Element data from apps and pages
● ● ● ● ●

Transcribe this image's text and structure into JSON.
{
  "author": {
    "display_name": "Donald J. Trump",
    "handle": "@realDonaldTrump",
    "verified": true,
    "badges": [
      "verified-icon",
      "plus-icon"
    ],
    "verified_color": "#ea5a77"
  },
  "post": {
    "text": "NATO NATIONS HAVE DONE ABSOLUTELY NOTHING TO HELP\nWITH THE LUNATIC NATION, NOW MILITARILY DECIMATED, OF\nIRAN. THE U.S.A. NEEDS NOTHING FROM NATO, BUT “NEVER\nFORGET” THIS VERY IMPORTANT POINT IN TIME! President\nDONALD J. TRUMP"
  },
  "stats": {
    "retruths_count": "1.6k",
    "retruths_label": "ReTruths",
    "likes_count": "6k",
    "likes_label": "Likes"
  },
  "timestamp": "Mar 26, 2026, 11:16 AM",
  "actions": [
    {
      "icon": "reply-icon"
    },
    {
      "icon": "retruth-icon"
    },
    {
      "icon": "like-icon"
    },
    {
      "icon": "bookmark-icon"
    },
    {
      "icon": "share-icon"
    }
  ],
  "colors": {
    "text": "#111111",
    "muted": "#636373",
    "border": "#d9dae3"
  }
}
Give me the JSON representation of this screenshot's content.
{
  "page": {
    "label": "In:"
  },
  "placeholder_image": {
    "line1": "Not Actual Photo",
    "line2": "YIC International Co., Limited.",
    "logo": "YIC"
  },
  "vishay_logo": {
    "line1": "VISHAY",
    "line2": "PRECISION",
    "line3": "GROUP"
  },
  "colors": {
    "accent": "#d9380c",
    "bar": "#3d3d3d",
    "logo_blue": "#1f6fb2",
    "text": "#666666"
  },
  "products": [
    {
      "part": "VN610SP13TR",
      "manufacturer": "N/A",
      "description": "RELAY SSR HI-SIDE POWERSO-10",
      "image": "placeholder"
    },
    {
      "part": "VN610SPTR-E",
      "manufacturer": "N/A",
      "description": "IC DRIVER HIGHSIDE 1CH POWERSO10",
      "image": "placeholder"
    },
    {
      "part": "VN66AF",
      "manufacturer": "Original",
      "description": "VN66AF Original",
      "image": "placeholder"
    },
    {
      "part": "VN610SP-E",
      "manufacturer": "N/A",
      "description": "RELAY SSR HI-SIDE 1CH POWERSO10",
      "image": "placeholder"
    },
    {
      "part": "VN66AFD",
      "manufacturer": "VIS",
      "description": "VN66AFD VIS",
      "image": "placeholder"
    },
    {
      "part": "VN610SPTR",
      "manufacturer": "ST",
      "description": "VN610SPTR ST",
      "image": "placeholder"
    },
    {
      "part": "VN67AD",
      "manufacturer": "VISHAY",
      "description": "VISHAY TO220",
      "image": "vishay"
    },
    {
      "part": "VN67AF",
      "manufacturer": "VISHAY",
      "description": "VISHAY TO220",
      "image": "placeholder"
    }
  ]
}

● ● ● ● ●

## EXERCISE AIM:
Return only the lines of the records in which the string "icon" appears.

## EXPECTED OUTPUT:
      "verified-icon",
      "plus-icon"
      "icon": "reply-icon"
      "icon": "retruth-icon"
      "icon": "like-icon"
      "icon": "bookmark-icon"
      "icon": "share-icon"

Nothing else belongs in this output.